TASK
The whole listing is to be returned exactly.
:::::
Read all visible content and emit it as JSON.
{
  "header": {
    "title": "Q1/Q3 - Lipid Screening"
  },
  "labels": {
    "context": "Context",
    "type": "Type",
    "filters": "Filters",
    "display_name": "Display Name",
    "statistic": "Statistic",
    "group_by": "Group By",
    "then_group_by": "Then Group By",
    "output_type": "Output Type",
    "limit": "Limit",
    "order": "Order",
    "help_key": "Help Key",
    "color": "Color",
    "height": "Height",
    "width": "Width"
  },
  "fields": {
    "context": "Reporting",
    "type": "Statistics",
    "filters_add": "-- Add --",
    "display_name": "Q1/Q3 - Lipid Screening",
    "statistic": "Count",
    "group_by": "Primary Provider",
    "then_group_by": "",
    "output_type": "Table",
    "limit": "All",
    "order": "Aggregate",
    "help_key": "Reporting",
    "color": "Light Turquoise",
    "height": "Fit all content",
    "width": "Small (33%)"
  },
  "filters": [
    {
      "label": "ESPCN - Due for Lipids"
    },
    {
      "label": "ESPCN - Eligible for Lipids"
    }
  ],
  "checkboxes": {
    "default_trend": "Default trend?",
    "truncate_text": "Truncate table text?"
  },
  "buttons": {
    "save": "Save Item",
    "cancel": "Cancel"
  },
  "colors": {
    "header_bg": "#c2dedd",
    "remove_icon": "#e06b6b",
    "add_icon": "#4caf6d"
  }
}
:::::
SOLUTION FOR THIS PROBLEM
Read all visible content and emit it as JSON.
{
  "header": {
    "title": "Q1/Q3 - Lipid Screening"
  },
  "labels": {
    "context": "Context",
    "type": "Type",
    "filters": "Filters",
    "display_name": "Display Name",
    "statistic": "Statistic",
    "group_by": "Group By",
    "then_group_by": "Then Group By",
    "output_type": "Output Type",
    "limit": "Limit",
    "order": "Order",
    "help_key": "Help Key",
    "color": "Color",
    "height": "Height",
    "width": "Width"
  },
  "fields": {
    "context": "Reporting",
    "type": "Statistics",
    "filters_add": "-- Add --",
    "display_name": "Q1/Q3 - Lipid Screening",
    "statistic": "Count",
    "group_by": "Primary Provider",
    "then_group_by": "",
    "output_type": "Table",
    "limit": "All",
    "order": "Aggregate",
    "help_key": "Reporting",
    "color": "Light Turquoise",
    "height": "Fit all content",
    "width": "Small (33%)"
  },
  "filters": [
    {
      "label": "ESPCN - Due for Lipids"
    },
    {
      "label": "ESPCN - Eligible for Lipids"
    }
  ],
  "checkboxes": {
    "default_trend": "Default trend?",
    "truncate_text": "Truncate table text?"
  },
  "buttons": {
    "save": "Save Item",
    "cancel": "Cancel"
  },
  "colors": {
    "header_bg": "#c2dedd",
    "remove_icon": "#e06b6b",
    "add_icon": "#4caf6d"
  }
}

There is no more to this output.